╭─ Available records
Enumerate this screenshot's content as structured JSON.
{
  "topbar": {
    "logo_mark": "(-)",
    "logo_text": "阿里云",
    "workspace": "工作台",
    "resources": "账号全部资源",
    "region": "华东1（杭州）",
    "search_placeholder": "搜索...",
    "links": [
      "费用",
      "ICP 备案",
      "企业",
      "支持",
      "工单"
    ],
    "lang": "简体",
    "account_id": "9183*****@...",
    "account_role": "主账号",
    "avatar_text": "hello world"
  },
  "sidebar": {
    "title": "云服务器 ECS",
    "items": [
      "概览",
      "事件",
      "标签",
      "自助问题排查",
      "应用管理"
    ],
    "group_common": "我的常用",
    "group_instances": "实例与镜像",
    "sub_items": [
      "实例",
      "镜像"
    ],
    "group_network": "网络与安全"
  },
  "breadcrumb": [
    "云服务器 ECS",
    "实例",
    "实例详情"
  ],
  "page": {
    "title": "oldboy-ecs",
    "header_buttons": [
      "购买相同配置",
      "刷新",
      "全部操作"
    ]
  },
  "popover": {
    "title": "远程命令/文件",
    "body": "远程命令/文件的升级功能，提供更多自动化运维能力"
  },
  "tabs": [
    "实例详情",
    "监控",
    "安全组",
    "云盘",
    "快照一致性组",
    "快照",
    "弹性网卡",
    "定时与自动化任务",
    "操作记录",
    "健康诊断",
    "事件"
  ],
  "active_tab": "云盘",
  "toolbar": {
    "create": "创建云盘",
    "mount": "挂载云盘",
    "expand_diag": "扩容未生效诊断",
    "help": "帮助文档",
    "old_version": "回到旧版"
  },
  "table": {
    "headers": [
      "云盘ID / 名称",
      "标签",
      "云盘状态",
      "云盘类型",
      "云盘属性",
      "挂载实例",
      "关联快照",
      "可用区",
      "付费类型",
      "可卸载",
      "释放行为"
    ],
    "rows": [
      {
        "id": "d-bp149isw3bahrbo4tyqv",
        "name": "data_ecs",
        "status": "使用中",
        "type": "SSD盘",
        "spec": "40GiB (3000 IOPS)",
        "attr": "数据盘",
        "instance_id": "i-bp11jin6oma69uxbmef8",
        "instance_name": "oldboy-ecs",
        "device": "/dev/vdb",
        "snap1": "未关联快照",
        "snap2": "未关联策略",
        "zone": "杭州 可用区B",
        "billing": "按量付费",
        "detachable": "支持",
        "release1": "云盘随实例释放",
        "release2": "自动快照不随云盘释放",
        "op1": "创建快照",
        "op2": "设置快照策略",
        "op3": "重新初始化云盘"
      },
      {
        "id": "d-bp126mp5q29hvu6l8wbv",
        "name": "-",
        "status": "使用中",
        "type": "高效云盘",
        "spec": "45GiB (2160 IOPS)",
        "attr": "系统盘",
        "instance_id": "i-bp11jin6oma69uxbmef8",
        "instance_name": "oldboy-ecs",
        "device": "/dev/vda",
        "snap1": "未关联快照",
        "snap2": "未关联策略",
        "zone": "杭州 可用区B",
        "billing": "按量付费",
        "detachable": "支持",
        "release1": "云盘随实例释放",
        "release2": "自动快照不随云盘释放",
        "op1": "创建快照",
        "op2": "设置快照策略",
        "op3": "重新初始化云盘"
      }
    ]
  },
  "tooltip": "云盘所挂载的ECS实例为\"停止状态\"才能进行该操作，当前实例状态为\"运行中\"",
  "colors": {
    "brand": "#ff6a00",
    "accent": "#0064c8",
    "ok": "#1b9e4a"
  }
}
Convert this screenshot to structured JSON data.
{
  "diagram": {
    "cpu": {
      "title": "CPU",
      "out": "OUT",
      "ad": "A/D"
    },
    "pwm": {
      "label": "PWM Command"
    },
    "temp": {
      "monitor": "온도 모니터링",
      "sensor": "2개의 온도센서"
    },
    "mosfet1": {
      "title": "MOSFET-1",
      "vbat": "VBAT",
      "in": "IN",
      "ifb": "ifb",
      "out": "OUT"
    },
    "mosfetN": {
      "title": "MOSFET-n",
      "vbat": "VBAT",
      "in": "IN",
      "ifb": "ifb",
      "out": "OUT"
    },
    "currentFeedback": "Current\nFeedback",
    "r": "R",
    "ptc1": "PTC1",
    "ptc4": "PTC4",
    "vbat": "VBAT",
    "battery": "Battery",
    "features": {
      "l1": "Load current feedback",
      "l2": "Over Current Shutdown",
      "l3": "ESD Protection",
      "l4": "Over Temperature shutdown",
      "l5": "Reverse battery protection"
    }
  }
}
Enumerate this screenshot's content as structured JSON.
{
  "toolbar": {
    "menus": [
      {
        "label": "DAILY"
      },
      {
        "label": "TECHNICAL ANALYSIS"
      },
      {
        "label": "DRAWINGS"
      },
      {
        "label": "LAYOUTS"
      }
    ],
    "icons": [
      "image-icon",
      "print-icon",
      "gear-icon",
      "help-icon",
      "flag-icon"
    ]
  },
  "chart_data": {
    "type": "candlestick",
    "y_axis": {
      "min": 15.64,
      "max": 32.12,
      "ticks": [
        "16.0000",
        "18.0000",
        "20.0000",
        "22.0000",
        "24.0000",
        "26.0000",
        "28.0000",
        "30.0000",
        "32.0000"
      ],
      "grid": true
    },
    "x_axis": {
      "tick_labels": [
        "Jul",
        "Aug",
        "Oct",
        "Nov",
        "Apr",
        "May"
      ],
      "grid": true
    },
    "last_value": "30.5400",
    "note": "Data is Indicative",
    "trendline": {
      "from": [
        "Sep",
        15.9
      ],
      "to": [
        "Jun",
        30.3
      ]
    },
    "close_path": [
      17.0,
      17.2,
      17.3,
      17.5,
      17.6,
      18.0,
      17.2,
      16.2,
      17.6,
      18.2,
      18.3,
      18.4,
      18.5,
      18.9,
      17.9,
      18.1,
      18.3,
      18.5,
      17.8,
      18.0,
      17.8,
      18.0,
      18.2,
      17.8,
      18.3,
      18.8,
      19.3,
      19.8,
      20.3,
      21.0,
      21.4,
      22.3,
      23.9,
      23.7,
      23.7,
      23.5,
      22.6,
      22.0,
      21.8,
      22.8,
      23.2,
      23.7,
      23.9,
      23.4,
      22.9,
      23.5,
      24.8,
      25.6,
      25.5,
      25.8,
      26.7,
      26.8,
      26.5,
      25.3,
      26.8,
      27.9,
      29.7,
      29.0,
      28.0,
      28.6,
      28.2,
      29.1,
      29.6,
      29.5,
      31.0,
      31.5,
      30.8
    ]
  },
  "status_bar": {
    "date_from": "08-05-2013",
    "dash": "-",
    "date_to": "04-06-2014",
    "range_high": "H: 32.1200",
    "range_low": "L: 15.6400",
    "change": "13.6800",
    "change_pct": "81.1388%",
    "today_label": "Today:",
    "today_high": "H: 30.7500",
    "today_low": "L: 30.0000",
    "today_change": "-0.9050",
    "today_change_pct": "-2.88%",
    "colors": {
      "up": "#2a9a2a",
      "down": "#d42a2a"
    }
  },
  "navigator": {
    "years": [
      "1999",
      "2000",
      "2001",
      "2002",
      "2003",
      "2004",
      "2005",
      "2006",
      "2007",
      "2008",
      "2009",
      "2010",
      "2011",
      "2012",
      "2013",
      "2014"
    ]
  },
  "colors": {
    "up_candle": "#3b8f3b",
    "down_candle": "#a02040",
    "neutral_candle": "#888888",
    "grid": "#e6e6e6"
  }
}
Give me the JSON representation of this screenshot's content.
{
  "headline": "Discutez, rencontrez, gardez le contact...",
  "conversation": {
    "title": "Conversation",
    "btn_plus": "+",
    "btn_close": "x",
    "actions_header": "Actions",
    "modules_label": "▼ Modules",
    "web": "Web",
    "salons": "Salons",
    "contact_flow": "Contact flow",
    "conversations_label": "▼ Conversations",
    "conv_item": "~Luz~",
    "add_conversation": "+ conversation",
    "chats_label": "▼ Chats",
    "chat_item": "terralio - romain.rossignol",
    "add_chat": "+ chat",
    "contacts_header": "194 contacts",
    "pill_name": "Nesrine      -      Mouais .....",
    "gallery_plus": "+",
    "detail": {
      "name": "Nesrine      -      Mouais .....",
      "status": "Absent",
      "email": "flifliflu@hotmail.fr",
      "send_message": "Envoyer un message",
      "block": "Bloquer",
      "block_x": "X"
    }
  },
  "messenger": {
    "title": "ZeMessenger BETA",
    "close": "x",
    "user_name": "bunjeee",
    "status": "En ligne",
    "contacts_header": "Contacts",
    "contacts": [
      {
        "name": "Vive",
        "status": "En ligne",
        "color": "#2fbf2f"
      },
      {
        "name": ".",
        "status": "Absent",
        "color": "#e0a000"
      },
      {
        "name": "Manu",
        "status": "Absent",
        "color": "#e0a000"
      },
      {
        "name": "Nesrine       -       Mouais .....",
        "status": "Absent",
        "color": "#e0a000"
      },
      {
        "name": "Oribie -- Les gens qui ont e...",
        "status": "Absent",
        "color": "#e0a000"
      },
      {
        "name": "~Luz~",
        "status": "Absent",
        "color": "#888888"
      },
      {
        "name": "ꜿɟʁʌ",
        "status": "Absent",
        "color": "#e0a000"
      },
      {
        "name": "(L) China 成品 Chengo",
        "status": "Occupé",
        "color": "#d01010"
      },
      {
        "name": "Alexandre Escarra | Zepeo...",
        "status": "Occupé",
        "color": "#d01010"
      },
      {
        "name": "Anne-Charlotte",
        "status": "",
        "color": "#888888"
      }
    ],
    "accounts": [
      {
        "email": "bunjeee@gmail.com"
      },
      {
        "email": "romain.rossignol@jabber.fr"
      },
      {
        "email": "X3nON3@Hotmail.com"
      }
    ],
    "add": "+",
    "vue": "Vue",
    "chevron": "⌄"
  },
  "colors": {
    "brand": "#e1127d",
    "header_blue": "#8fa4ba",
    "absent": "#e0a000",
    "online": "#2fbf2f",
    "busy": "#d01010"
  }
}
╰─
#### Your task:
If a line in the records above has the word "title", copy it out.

#### The completed task:
    "title": "云服务器 ECS",
    "title": "oldboy-ecs",
    "title": "远程命令/文件",
      "title": "CPU",
      "title": "MOSFET-1",
      "title": "MOSFET-n",
    "title": "Conversation",
    "title": "ZeMessenger BETA",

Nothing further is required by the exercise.